GHTC applauds passage of Global Health Innovation Act
Update: On Thursday, January 3, 2019, the President signed this legislation into law.
WASHINGTON, DC—The Global Health Technologies Coalition (GHTC) applauds yesterday’s Senate passage of the Global Health Innovation Act, a bipartisan bill to support efforts by the US Agency for International Development (USAID) to develop affordable, appropriate technologies to advance the health of people in the world’s poorest places. The bill, which has already passed the House of Representatives, now heads to the President’s desk where he is expected to sign it into law.
“Investments in research and development are critical to tackling the world’s greatest global health challenges and building a safer, healthier world for all,” said Emily Conron, US Policy and Advocacy Officer at GHTC. “Passage of this bill is a strong endorsement of the importance of continued US leadership in global health research and will help USAID continue to build upon and maximize the impact of its activities in this space.”
This legislation, long championed by GHTC, will enhance transparency and oversight to provide a clearer picture of USAID’s strategic engagement in health research and development (R&D) as part of the agency’s broader mission to empower partner nations with the tools needed to solve their health and development challenges. Specifically, the bill directs USAID to report annually to Congress on its health R&D activities, progress, and impact and articulate how the agency is working in coordination with other US agencies, donors, and through public-private partnership to maximize the effectiveness and efficiency of programs.
For decades, USAID has supported the development and scale up of low-cost, high-impact technologies to address the health needs of vulnerable populations worldwide.
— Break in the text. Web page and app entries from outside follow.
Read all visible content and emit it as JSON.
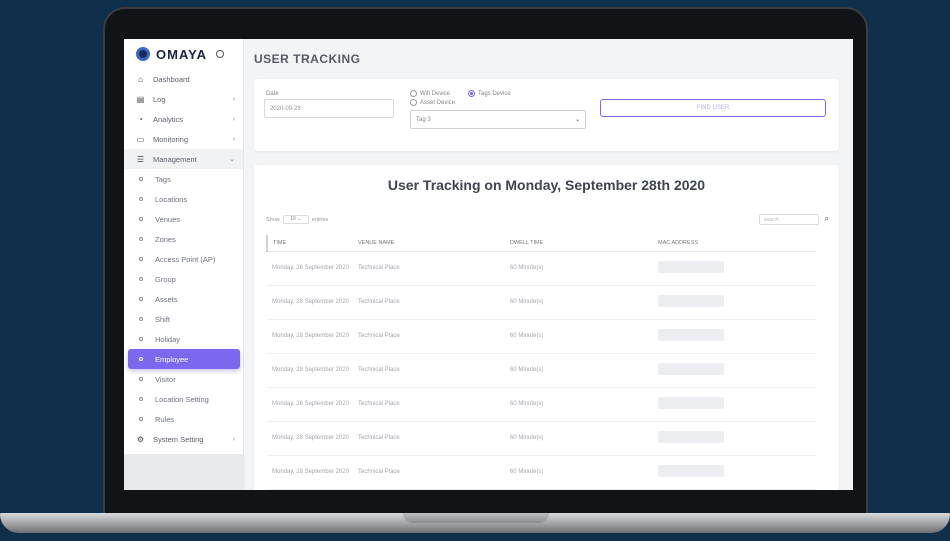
{
  "brand": {
    "name": "OMAYA"
  },
  "page_title": "USER TRACKING",
  "sidebar": {
    "items": [
      {
        "label": "Dashboard",
        "icon": "home-icon",
        "glyph": "⌂"
      },
      {
        "label": "Log",
        "icon": "log-icon",
        "glyph": "▤",
        "chevron": "›"
      },
      {
        "label": "Analytics",
        "icon": "analytics-icon",
        "glyph": "◔",
        "chevron": "›"
      },
      {
        "label": "Monitoring",
        "icon": "monitor-icon",
        "glyph": "▭",
        "chevron": "›"
      },
      {
        "label": "Management",
        "icon": "management-icon",
        "glyph": "☰",
        "chevron": "⌄"
      }
    ],
    "sub_items": [
      "Tags",
      "Locations",
      "Venues",
      "Zones",
      "Access Point (AP)",
      "Group",
      "Assets",
      "Shift",
      "Holiday",
      "Employee",
      "Visitor",
      "Location Setting",
      "Rules"
    ],
    "active_sub": "Employee",
    "footer_item": {
      "label": "System Setting",
      "icon": "settings-icon",
      "glyph": "⚙",
      "chevron": "›"
    }
  },
  "filter": {
    "date_label": "Date",
    "date_value": "2020-09-28",
    "radio_wifi": "Wifi Device",
    "radio_tags": "Tags Device",
    "radio_asset": "Asset Device",
    "tag_select": "Tag 3",
    "find_button": "FIND USER"
  },
  "results": {
    "title": "User Tracking on Monday, September 28th 2020",
    "show_label": "Show",
    "entries_value": "10",
    "entries_label": "entries",
    "search_placeholder": "search",
    "columns": [
      "TIME",
      "VENUE NAME",
      "DWELL TIME",
      "MAC ADDRESS"
    ],
    "rows": [
      {
        "time": "Monday, 28 September 2020",
        "venue": "Technical Place",
        "dwell": "60 Minute(s)"
      },
      {
        "time": "Monday, 28 September 2020",
        "venue": "Technical Place",
        "dwell": "60 Minute(s)"
      },
      {
        "time": "Monday, 28 September 2020",
        "venue": "Technical Place",
        "dwell": "60 Minute(s)"
      },
      {
        "time": "Monday, 28 September 2020",
        "venue": "Technical Place",
        "dwell": "60 Minute(s)"
      },
      {
        "time": "Monday, 28 September 2020",
        "venue": "Technical Place",
        "dwell": "60 Minute(s)"
      },
      {
        "time": "Monday, 28 September 2020",
        "venue": "Technical Place",
        "dwell": "60 Minute(s)"
      },
      {
        "time": "Monday, 28 September 2020",
        "venue": "Technical Place",
        "dwell": "60 Minute(s)"
      }
    ]
  },
  "colors": {
    "accent": "#7b68ee",
    "background": "#0f2f4a",
    "brand_dark": "#1b2245"
  }
}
The agency has helped advance 22 new lifesaving global health technologies approved since 2000 and is supporting 36 promising products now in late-stage development.
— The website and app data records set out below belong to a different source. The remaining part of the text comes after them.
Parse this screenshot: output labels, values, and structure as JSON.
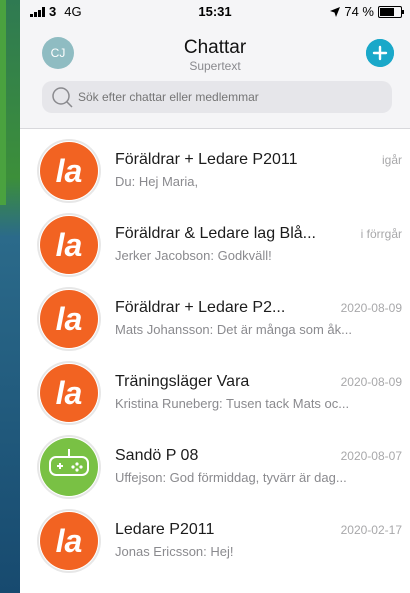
{
  "status": {
    "signal": "3",
    "network": "4G",
    "time": "15:31",
    "battery": "74 %",
    "battery_level": 0.74
  },
  "header": {
    "avatar_initials": "CJ",
    "title": "Chattar",
    "subtitle": "Supertext"
  },
  "search": {
    "placeholder": "Sök efter chattar eller medlemmar"
  },
  "colors": {
    "accent": "#1aa8c9",
    "brand_orange": "#f26322",
    "gamepad_green": "#79c144"
  },
  "chats": [
    {
      "name": "Föräldrar + Ledare P2011",
      "date": "igår",
      "preview": "Du: Hej Maria,",
      "icon": "la-logo"
    },
    {
      "name": "Föräldrar & Ledare lag Blå...",
      "date": "i förrgår",
      "preview": "Jerker Jacobson: Godkväll!",
      "icon": "la-logo"
    },
    {
      "name": "Föräldrar + Ledare P2...",
      "date": "2020-08-09",
      "preview": "Mats Johansson: Det är många som åk...",
      "icon": "la-logo"
    },
    {
      "name": "Träningsläger Vara",
      "date": "2020-08-09",
      "preview": "Kristina Runeberg: Tusen tack Mats oc...",
      "icon": "la-logo"
    },
    {
      "name": "Sandö P 08",
      "date": "2020-08-07",
      "preview": "Uffejson: God förmiddag, tyvärr är dag...",
      "icon": "gamepad-icon"
    },
    {
      "name": "Ledare P2011",
      "date": "2020-02-17",
      "preview": "Jonas Ericsson: Hej!",
      "icon": "la-logo"
    }
  ]
}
The Global Health Innovation Act was introduced by Representatives Albio Sires (D-NJ) and Mario Diaz-Balart (R-FL). It passed the House of Representatives in January 2018 before progressing without amendment to the Senate.
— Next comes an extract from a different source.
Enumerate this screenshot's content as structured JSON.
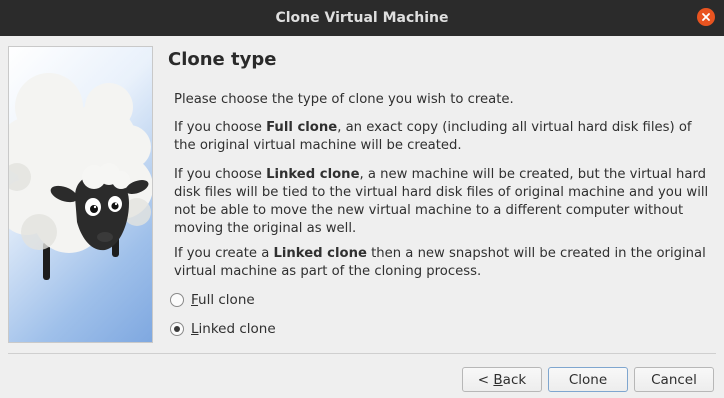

“GHTC would like to thank Representatives Sires and Diaz-Balart and the many other members who supported this legislation and who have continued to make global health research a bipartisan priority,” said Conron.